I’ve been on a spring cleaning kick around here lately and it’s a good thing since my house is sorely in need of it. Not only will decluttering hopefully help my mood (who can stay positive looking at clutter day in and day out?), but getting rid of our superfluous stuff will be helpful when it comes time to pack it all up one day (I hope in a year or two) and move to another house.

When ridding my home of stuff we no longer want or use, I try to be as green and eco-friendly as possible. How do I do it?

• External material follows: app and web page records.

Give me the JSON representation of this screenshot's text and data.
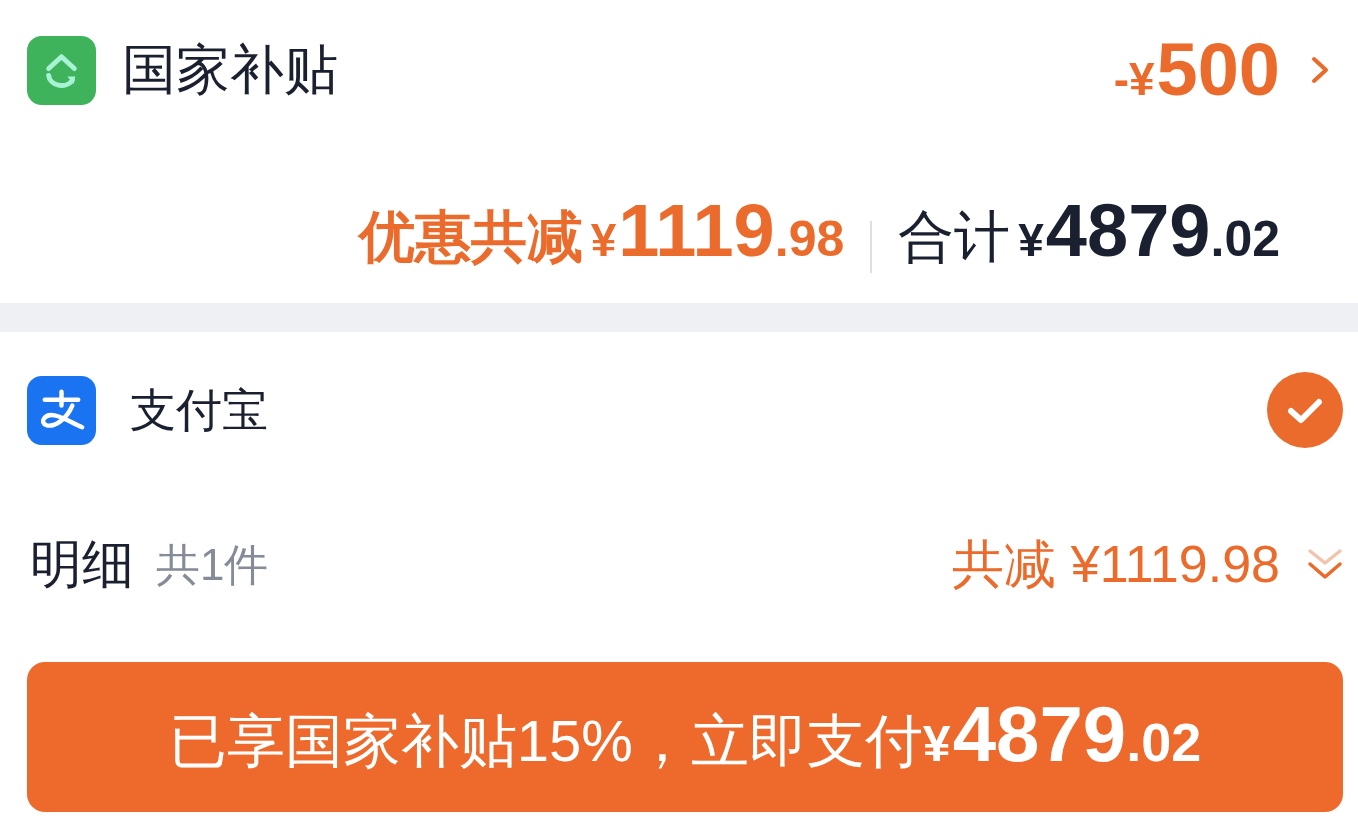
{
  "subsidy": {
    "label": "国家补贴",
    "amount": {
      "prefix": "-¥",
      "integer": "500"
    }
  },
  "summary": {
    "discount_label": "优惠共减",
    "discount": {
      "prefix": "¥",
      "integer": "1119",
      "decimal": ".98"
    },
    "total_label": "合计",
    "total": {
      "prefix": "¥",
      "integer": "4879",
      "decimal": ".02"
    }
  },
  "payment_methods": [
    {
      "name": "支付宝",
      "selected": true
    }
  ],
  "details": {
    "label": "明细",
    "count": "共1件",
    "discount": "共减 ¥1119.98"
  },
  "pay_button": {
    "text": "已享国家补贴15%，立即支付",
    "amount": {
      "prefix": "¥",
      "integer": "4879",
      "decimal": ".02"
    }
  }
}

  • Listing my items on Freecycle is often my first choice because it can be the fastest way to move stuff out and get it into the hands of someone else who can use it. The only rule to listing on Freecycle is that you have to give the item(s) away for free. Personally, I love it.
  • If I have a more expensive item that I don’t want to give away for free, I turn to Craigslist – it’s like a huge classified system where you can list items free of charge. As opposed to something like Ebay, Craigslist is organized by city so there’s a good chance you can find someone in your area that can come get it directly from you and pay you cash, and you avoid having to spend money on shipping and making a trip to the Post Office.
  • Our curbside recycling bin is also my best friend when cleaning house. If something isn’t accepted in the curbside bin, sometimes it can go to the local recycling center which is just a few miles away. Check with your local recycling center for more information on recycling in your area.
  • If it isn’t wanted on Freecycle, can’t be sold or can’t be recycled, and provided it’s something others can use, then it usually goes into a donation pile to be given to a local charity.
  • If all of these fail, then as a last resort it goes into the trash. I try to use the garbage can as sparingly as possible, but even I must admit that sometimes the trash is the only place for it.

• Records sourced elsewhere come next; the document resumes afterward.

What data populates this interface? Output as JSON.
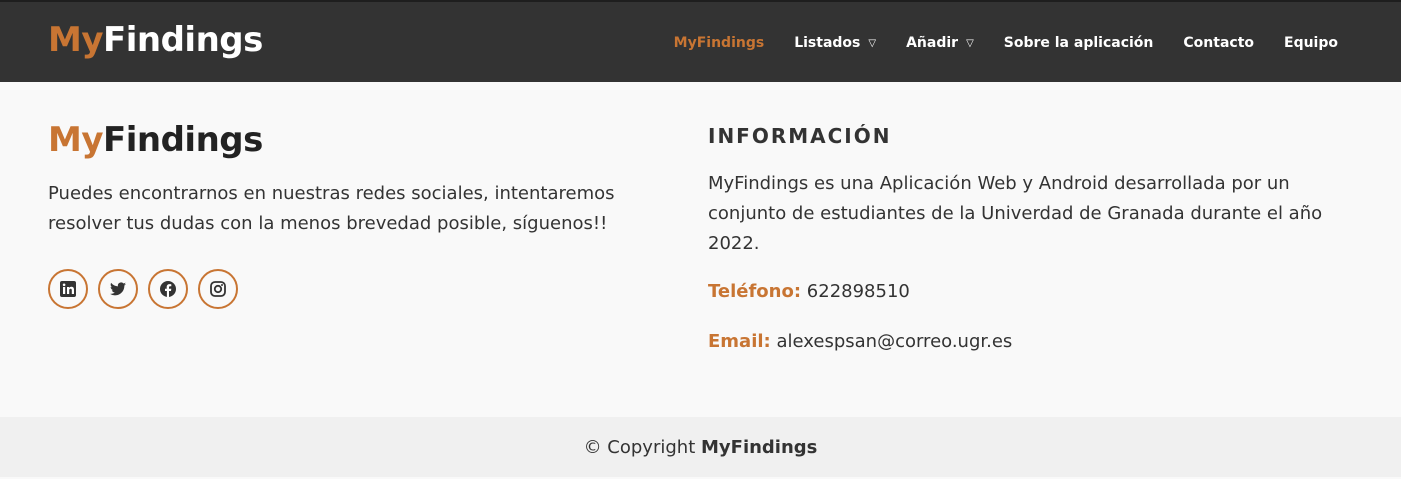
{
  "header": {
    "logo_prefix": "My",
    "logo_suffix": "Findings",
    "nav": [
      {
        "label": "MyFindings"
      },
      {
        "label": "Listados",
        "dropdown": "▽"
      },
      {
        "label": "Añadir",
        "dropdown": "▽"
      },
      {
        "label": "Sobre la aplicación"
      },
      {
        "label": "Contacto"
      },
      {
        "label": "Equipo"
      }
    ]
  },
  "about": {
    "brand_prefix": "My",
    "brand_suffix": "Findings",
    "text": "Puedes encontrarnos en nuestras redes sociales, intentaremos resolver tus dudas con la menos brevedad posible, síguenos!!"
  },
  "info": {
    "title": "INFORMACIÓN",
    "text": "MyFindings es una Aplicación Web y Android desarrollada por un conjunto de estudiantes de la Univerdad de Granada durante el año 2022.",
    "phone_label": "Teléfono:",
    "phone": "622898510",
    "email_label": "Email:",
    "email": "alexespsan@correo.ugr.es"
  },
  "footer": {
    "copyright": "© Copyright",
    "brand": "MyFindings"
  },
  "colors": {
    "accent": "#c87533",
    "header": "#333333"
  }
}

Even if I know the garbage can is my last option for stuff, I still feel bad about throwing it out. I hate to think about it ending up in a landfill and staying there forever, but then I also have to be realistic and not completely beat myself up over it. It’s a good reminder to make wise choices when buying things and think:

  • Do I really need this?
  • Is it good enough quality that it will last for years or will it break after a year and have to be replaced?
  • Should I save my money for a little while longer and buy a better quality item that will last me longer?
  • What will I do with it when I no longer need it (or when it breaks)?

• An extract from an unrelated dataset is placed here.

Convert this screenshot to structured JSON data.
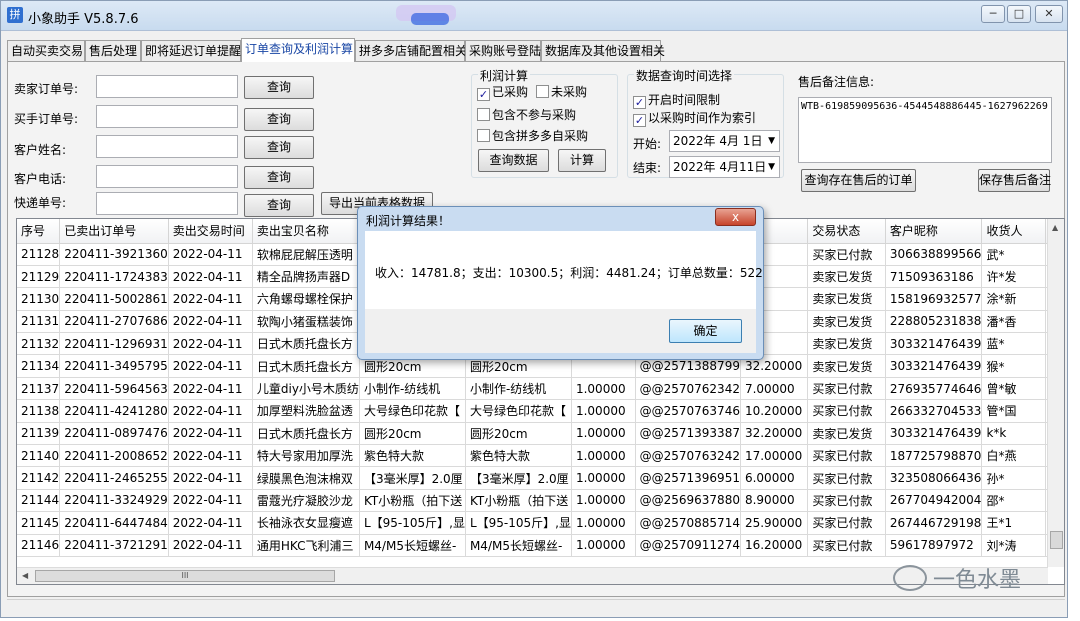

Of course this is a bit harder when you have kids (and toys) and it’s not always practical to go through this list every time you buy something, but it’s a good practice to get into and will help to avoid unnecessary purchases in the future. It can also help you avoid buying cheap, plastic toys that might as well go directly from the assembly line to the landfill for as long as they are usable. But don’t get me started about those. ;oP

As for my decluttering today, I cleaned out and reorganized the pantry/laundry room. I should’ve taken before and after pictures, if not to post on my blog, then for my own satisfaction. ;) I still have a bit more work to do in there and Jody is going to put up another shelf, but already it feels so. much. better.

I also worked a bit in my kitchen today to clear off one of my countertops. My countertops end up being a breeding ground for kid artwork and my/Jody’s paperwork. Does this happen to anyone else?? I’m trying to get a system in place so that we can avoid future paper explosions on the counter, but some more reorganizing and implementing a filing system (as well as having a desk to use) is definitely in order first. Anyone have a cute rolltop desk they want to sell me or give me? C’mon, Freecycle, baby. ;)